it's all absolutely lovely!

svasti said...

Whenever I say "my yoga", it is coming from a place of what yoga means to me. I could never contain everything that yoga is, nor does it belong to one person or one culture (IMHO).

Any realisation I could possibly have, has already been had by numerous yogis lost in the mists of time before we obsessively wrote everything down, or had the technology to record it.

We are having human experiences, and they aren't personal (as much as we might believe otherwise).

Sounds like Gabriel demonstrated this for you very succinctly. :)

Linda-Sama said...

I wholehearedly agree with svasti. I use the term "my yoga" and like svasti said, it also comes from a place of what yoga means to me. While yoga is yoga, IMO, i.e., it all comes from the source even beyond Krishnamacharya, "your yoga" won't necessarily be "my yoga."

As you know, I study at the Krishnamacharya Yoga Mandiram and that style truly becomes everyone's individual style depending on what they need, how their body is, etc. While Jois and Iyengar were both taught by Sri Krishnamacharya, they interpreted his teachings for THEIR own yoga. I think you would agree, Brooks, that a pure astanga class is different from a traditional Iyengar class in the same way they are both very different from a class that I do at KYM with Desikachar.

So while it comes from the same source, which in this modern yoga age is Krishnamacharya, each of us makes our own yoga. Otherwise, we are merely mimicing the teacher.

just my opinion!

Eco Yogini said...

yes yes yes.

what a humbling experience for you- but you're right. i think some teachers do get stuck there. and it's perfect to remember not too.

loved this.

Brooks Hall said...

Thanks for commenting, everybody!!

I understand the tendency (necessity?) to personalize a yoga practice and teaching practice, but I’ve found myself not jiving with some of the “my yoga” language because it can over-sentimentalize a practice that is intended to help us let go of attachments. If we are defining our relationship to yoga as if yoga were a cute puppy, it is a flawed understanding. This dawg has teeth!

And Linda, I think that some people can get boxed in by “their yoga”. What is appropriate at one time in life for someone, isn’t necessarily helpful at another time. Even our physiology changes as time passes… Things heal, change and become injured or compromised, heal, change again... So I am suspicious of systems that say, “this is the right way.” The right thing changes, so even if a teacher gives me helpful instruction in a particular moment, I might find myself weeks or years later needing to do something different because the situation in my body/mind/life has changed. No handholds last forever… Yesterday’s handhold can become today’s crutch if we are not mindful of the process.
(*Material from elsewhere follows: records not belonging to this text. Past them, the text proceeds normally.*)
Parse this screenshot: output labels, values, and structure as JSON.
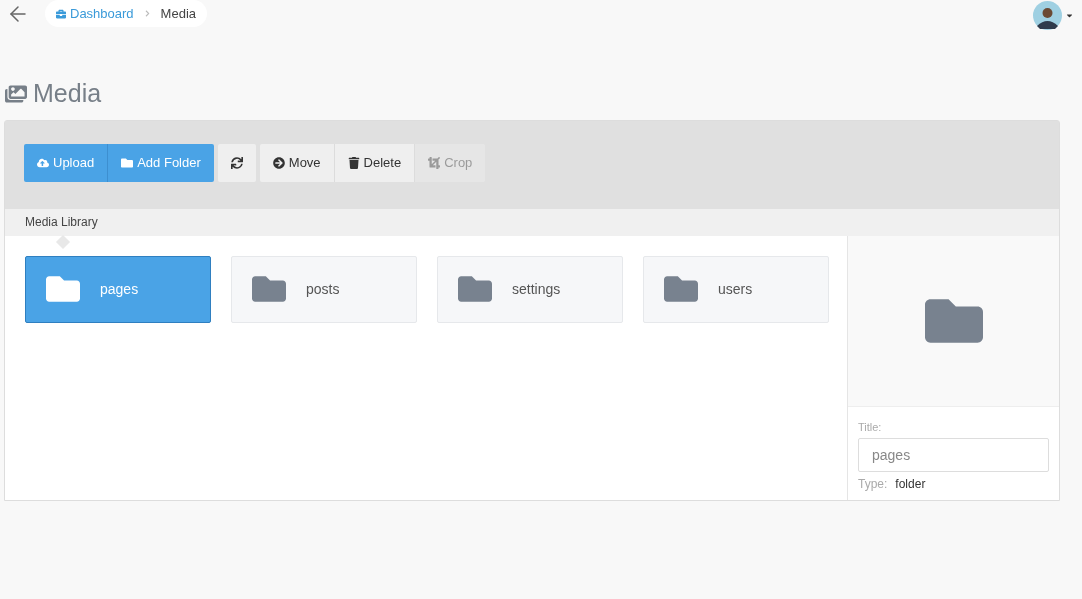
{
  "breadcrumb": [
    {
      "label": "Dashboard",
      "kind": "link"
    },
    {
      "label": "Media",
      "kind": "current"
    }
  ],
  "page_title": "Media",
  "toolbar": [
    {
      "kind": "primary",
      "buttons": [
        {
          "label": "Upload",
          "kind": "upload",
          "disabled": false
        },
        {
          "label": "Add Folder",
          "kind": "folder",
          "disabled": false
        }
      ]
    },
    {
      "kind": "default",
      "buttons": [
        {
          "kind": "refresh",
          "disabled": false
        }
      ]
    },
    {
      "kind": "default",
      "buttons": [
        {
          "label": "Move",
          "kind": "move",
          "disabled": false
        },
        {
          "label": "Delete",
          "kind": "delete",
          "disabled": false
        },
        {
          "label": "Crop",
          "kind": "crop",
          "disabled": true
        }
      ]
    }
  ],
  "library_label": "Media Library",
  "folders": [
    {
      "name": "pages",
      "selected": true
    },
    {
      "name": "posts",
      "selected": false
    },
    {
      "name": "settings",
      "selected": false
    },
    {
      "name": "users",
      "selected": false
    }
  ],
  "details": {
    "title_label": "Title:",
    "title_value": "pages",
    "type_label": "Type:",
    "type_value": "folder"
  }
}
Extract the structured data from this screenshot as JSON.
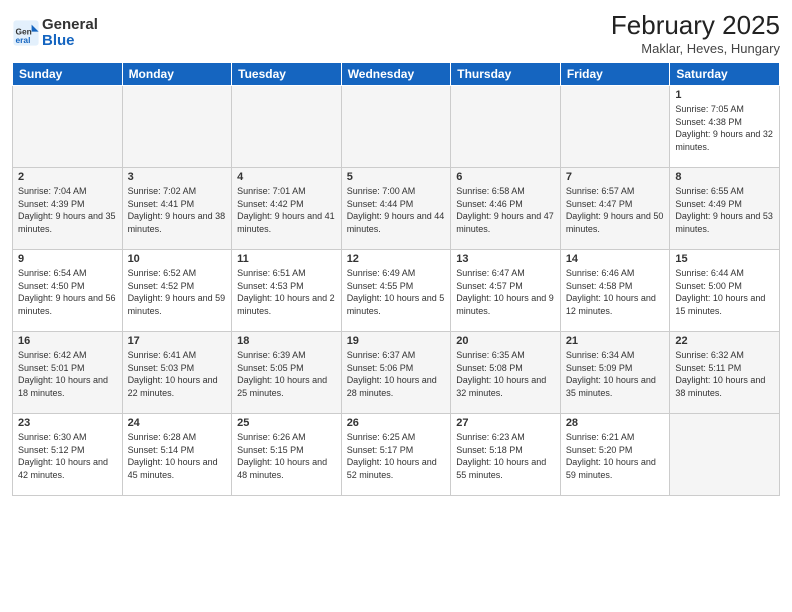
{
  "logo": {
    "general": "General",
    "blue": "Blue"
  },
  "header": {
    "month": "February 2025",
    "location": "Maklar, Heves, Hungary"
  },
  "weekdays": [
    "Sunday",
    "Monday",
    "Tuesday",
    "Wednesday",
    "Thursday",
    "Friday",
    "Saturday"
  ],
  "weeks": [
    [
      {
        "day": "",
        "info": ""
      },
      {
        "day": "",
        "info": ""
      },
      {
        "day": "",
        "info": ""
      },
      {
        "day": "",
        "info": ""
      },
      {
        "day": "",
        "info": ""
      },
      {
        "day": "",
        "info": ""
      },
      {
        "day": "1",
        "info": "Sunrise: 7:05 AM\nSunset: 4:38 PM\nDaylight: 9 hours and 32 minutes."
      }
    ],
    [
      {
        "day": "2",
        "info": "Sunrise: 7:04 AM\nSunset: 4:39 PM\nDaylight: 9 hours and 35 minutes."
      },
      {
        "day": "3",
        "info": "Sunrise: 7:02 AM\nSunset: 4:41 PM\nDaylight: 9 hours and 38 minutes."
      },
      {
        "day": "4",
        "info": "Sunrise: 7:01 AM\nSunset: 4:42 PM\nDaylight: 9 hours and 41 minutes."
      },
      {
        "day": "5",
        "info": "Sunrise: 7:00 AM\nSunset: 4:44 PM\nDaylight: 9 hours and 44 minutes."
      },
      {
        "day": "6",
        "info": "Sunrise: 6:58 AM\nSunset: 4:46 PM\nDaylight: 9 hours and 47 minutes."
      },
      {
        "day": "7",
        "info": "Sunrise: 6:57 AM\nSunset: 4:47 PM\nDaylight: 9 hours and 50 minutes."
      },
      {
        "day": "8",
        "info": "Sunrise: 6:55 AM\nSunset: 4:49 PM\nDaylight: 9 hours and 53 minutes."
      }
    ],
    [
      {
        "day": "9",
        "info": "Sunrise: 6:54 AM\nSunset: 4:50 PM\nDaylight: 9 hours and 56 minutes."
      },
      {
        "day": "10",
        "info": "Sunrise: 6:52 AM\nSunset: 4:52 PM\nDaylight: 9 hours and 59 minutes."
      },
      {
        "day": "11",
        "info": "Sunrise: 6:51 AM\nSunset: 4:53 PM\nDaylight: 10 hours and 2 minutes."
      },
      {
        "day": "12",
        "info": "Sunrise: 6:49 AM\nSunset: 4:55 PM\nDaylight: 10 hours and 5 minutes."
      },
      {
        "day": "13",
        "info": "Sunrise: 6:47 AM\nSunset: 4:57 PM\nDaylight: 10 hours and 9 minutes."
      },
      {
        "day": "14",
        "info": "Sunrise: 6:46 AM\nSunset: 4:58 PM\nDaylight: 10 hours and 12 minutes."
      },
      {
        "day": "15",
        "info": "Sunrise: 6:44 AM\nSunset: 5:00 PM\nDaylight: 10 hours and 15 minutes."
      }
    ],
    [
      {
        "day": "16",
        "info": "Sunrise: 6:42 AM\nSunset: 5:01 PM\nDaylight: 10 hours and 18 minutes."
      },
      {
        "day": "17",
        "info": "Sunrise: 6:41 AM\nSunset: 5:03 PM\nDaylight: 10 hours and 22 minutes."
      },
      {
        "day": "18",
        "info": "Sunrise: 6:39 AM\nSunset: 5:05 PM\nDaylight: 10 hours and 25 minutes."
      },
      {
        "day": "19",
        "info": "Sunrise: 6:37 AM\nSunset: 5:06 PM\nDaylight: 10 hours and 28 minutes."
      },
      {
        "day": "20",
        "info": "Sunrise: 6:35 AM\nSunset: 5:08 PM\nDaylight: 10 hours and 32 minutes."
      },
      {
        "day": "21",
        "info": "Sunrise: 6:34 AM\nSunset: 5:09 PM\nDaylight: 10 hours and 35 minutes."
      },
      {
        "day": "22",
        "info": "Sunrise: 6:32 AM\nSunset: 5:11 PM\nDaylight: 10 hours and 38 minutes."
      }
    ],
    [
      {
        "day": "23",
        "info": "Sunrise: 6:30 AM\nSunset: 5:12 PM\nDaylight: 10 hours and 42 minutes."
      },
      {
        "day": "24",
        "info": "Sunrise: 6:28 AM\nSunset: 5:14 PM\nDaylight: 10 hours and 45 minutes."
      },
      {
        "day": "25",
        "info": "Sunrise: 6:26 AM\nSunset: 5:15 PM\nDaylight: 10 hours and 48 minutes."
      },
      {
        "day": "26",
        "info": "Sunrise: 6:25 AM\nSunset: 5:17 PM\nDaylight: 10 hours and 52 minutes."
      },
      {
        "day": "27",
        "info": "Sunrise: 6:23 AM\nSunset: 5:18 PM\nDaylight: 10 hours and 55 minutes."
      },
      {
        "day": "28",
        "info": "Sunrise: 6:21 AM\nSunset: 5:20 PM\nDaylight: 10 hours and 59 minutes."
      },
      {
        "day": "",
        "info": ""
      }
    ]
  ]
}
One more thing: The piece about “mimicking the teacher”… When we are starting out that’s what we’ve got, I think. So mimicking the teacher in itself is not bad, but I also think that as we practice and teach over time we can definitely develop ourselves and take responsibility for teaching what we know.

Thanks again, everybody, for helping me to think further on these things!

Linda-Sama said...

actually, Brooks, I think you've misunderstood what I was saying. as svasti said "it is coming from a place of what yoga means to me."

so no matter how much yoga is about connection, neither you nor anyone else can ever know what "my yoga" means to me or what informs my personal practice because we all different and unique.

actually my yoga is informed by my spirituality which is Buddhism. I have found that concept almost verboten to talk about in workshops and teacher trainings and I thank the Goddess (!!) that I found the training that I did at Spirit Rock that combined both classical yoga and Buddhism -- because that was definitely "my yoga"!

as for mimicry, of course students do that in the beginning. that's why I tell my students that I just give them the road map, but they have to drive the car themselves.

Brooks Hall said...

Linda, I know you think that I misunderstand, but I really think that we are both honoring different facets of the same jewel.

Linda-Sama said...

as I commented on EJ, it's all just words....;)